Potential iMac buyers who predominantly rely on applications that aren’t available in Universal versions (or, for that matter, those who rely on Classic, which is incompatible with Intel-based Macs) will likely not be interested in these first Intel systems. Running a handful of programs in Rosetta seems reasonable, but if you rely on numerous applications that aren’t yet Universal, it’s probably wise to wait.
After running these tests, several questions come to mind—and they impact the entire Mac product line, not just the iMac. How optimized is Mac OS X 10.4.4 for Intel processors, and will Apple be able to improve performance on these systems over time? Is there room for improvement in the optimization of individual applications, or is this all we’re going to get?
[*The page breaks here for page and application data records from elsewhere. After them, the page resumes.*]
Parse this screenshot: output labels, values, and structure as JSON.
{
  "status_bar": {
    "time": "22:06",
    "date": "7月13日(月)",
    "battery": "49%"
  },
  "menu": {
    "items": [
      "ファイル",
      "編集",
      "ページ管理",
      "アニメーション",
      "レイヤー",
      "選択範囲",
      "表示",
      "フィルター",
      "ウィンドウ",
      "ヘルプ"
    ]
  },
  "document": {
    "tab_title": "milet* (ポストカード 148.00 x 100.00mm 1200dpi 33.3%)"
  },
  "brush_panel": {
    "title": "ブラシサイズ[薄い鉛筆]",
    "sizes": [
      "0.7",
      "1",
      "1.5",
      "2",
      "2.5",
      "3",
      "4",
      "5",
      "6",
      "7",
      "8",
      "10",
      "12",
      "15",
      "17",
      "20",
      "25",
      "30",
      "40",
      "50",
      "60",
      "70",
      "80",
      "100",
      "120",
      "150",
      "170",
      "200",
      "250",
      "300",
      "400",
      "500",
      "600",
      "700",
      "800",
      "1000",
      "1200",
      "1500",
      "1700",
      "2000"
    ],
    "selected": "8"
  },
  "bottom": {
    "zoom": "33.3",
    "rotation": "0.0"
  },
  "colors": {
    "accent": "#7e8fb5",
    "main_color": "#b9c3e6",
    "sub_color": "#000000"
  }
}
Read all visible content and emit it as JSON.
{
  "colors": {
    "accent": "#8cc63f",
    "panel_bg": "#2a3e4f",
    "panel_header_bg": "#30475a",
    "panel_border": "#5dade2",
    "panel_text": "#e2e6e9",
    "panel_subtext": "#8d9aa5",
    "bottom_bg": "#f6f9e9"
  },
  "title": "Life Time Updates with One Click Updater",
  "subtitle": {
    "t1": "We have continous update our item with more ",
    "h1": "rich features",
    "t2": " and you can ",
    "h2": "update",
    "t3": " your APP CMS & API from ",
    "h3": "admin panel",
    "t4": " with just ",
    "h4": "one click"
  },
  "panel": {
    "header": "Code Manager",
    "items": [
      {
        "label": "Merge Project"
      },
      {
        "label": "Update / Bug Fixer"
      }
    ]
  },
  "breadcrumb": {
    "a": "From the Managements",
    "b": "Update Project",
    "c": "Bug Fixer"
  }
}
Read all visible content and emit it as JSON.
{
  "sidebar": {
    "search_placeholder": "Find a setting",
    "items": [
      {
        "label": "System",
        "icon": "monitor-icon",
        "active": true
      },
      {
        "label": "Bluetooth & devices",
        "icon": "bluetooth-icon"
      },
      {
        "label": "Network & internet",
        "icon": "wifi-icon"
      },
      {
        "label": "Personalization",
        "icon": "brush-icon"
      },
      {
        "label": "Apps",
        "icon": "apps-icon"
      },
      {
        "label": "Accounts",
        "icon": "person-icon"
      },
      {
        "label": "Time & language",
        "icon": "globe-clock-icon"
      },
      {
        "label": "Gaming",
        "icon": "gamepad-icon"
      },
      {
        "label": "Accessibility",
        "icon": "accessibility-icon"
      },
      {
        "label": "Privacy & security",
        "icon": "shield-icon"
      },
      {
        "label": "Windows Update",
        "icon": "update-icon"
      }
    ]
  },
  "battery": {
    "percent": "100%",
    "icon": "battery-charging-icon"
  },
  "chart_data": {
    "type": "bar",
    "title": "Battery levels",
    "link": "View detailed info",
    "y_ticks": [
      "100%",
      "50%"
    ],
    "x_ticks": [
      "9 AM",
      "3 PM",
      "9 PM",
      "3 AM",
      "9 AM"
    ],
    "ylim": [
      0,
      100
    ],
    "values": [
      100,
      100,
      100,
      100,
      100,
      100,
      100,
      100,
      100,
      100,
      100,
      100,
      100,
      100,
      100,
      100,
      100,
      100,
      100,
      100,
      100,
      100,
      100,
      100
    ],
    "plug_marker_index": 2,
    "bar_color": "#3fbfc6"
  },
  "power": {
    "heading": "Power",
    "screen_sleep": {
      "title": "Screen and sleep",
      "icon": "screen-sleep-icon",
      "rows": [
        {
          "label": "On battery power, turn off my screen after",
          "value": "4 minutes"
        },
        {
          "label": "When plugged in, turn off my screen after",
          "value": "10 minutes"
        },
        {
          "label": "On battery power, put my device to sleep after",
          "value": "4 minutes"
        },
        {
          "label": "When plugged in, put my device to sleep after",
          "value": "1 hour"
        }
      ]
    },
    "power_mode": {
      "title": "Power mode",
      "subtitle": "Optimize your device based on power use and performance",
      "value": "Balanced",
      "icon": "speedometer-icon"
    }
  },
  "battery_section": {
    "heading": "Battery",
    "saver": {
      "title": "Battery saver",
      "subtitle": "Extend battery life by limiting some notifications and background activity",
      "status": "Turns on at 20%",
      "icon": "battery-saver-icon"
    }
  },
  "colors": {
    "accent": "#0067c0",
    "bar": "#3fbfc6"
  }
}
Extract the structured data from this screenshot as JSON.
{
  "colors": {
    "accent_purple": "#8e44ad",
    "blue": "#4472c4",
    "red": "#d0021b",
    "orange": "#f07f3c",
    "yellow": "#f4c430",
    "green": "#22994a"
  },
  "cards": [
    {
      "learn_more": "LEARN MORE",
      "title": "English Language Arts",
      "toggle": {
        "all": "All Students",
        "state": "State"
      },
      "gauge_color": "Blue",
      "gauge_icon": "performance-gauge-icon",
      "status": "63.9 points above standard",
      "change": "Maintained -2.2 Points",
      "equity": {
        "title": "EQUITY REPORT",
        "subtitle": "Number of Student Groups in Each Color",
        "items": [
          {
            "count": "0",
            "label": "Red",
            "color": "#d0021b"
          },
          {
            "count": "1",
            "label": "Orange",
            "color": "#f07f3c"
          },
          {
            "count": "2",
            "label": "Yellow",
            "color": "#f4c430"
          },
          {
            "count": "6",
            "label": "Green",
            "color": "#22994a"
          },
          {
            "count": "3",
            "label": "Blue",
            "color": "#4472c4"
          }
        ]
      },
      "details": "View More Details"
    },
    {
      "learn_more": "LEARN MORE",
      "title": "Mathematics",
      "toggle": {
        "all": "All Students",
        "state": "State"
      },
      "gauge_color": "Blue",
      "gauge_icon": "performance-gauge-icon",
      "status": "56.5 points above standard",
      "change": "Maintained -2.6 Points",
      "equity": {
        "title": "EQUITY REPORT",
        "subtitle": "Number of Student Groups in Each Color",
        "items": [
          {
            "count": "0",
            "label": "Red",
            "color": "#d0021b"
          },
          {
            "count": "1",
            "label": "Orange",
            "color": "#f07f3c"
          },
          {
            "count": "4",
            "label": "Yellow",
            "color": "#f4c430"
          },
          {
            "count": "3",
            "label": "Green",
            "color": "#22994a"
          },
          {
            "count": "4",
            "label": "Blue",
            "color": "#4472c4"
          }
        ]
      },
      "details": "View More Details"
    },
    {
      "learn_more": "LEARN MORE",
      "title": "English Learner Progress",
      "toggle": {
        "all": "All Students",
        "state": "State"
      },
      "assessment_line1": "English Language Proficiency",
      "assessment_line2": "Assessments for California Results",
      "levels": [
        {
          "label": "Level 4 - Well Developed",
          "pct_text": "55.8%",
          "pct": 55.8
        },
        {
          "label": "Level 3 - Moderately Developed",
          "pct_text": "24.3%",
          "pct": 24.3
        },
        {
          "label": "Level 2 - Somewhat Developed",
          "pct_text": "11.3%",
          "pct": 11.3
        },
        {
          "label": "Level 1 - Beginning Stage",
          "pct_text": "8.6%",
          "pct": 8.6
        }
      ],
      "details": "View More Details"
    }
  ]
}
How quickly will Intel improve processor performance from here, both in the Core Duo line and in other chip lines that will wend their way into future Apple products?
We don’t have all those answers yet, although several conversations with Apple representatives have suggested that developers will be able to improve the performance of their software as they become more comfortable with the new Intel architecture. Even Apple’s own freshly-released iLife ’06 applications could stand to be better optimized—and Apple representatives admitted as much to us.
How much speed can be wrung out of future improvements to software and the operating system itself? We simply don’t know. There’s reason for hope, but there’s much more testing to be done, many more Universal applications to be written, and more Mac OS X system updates to be released.
[ Jason Snell is the editorial director of Macworld . ]
(Updated on January 18 at 4:46 PM ET to add “times faster than” equivalents to charts. Updated again at 5:35 PM ET to attempt to clarify percentages slower v. percentages faster v. times as fast. Updated on January 20 at 1:43 PM ET to correct a line in the story text which switched the description of two iPhoto tests.)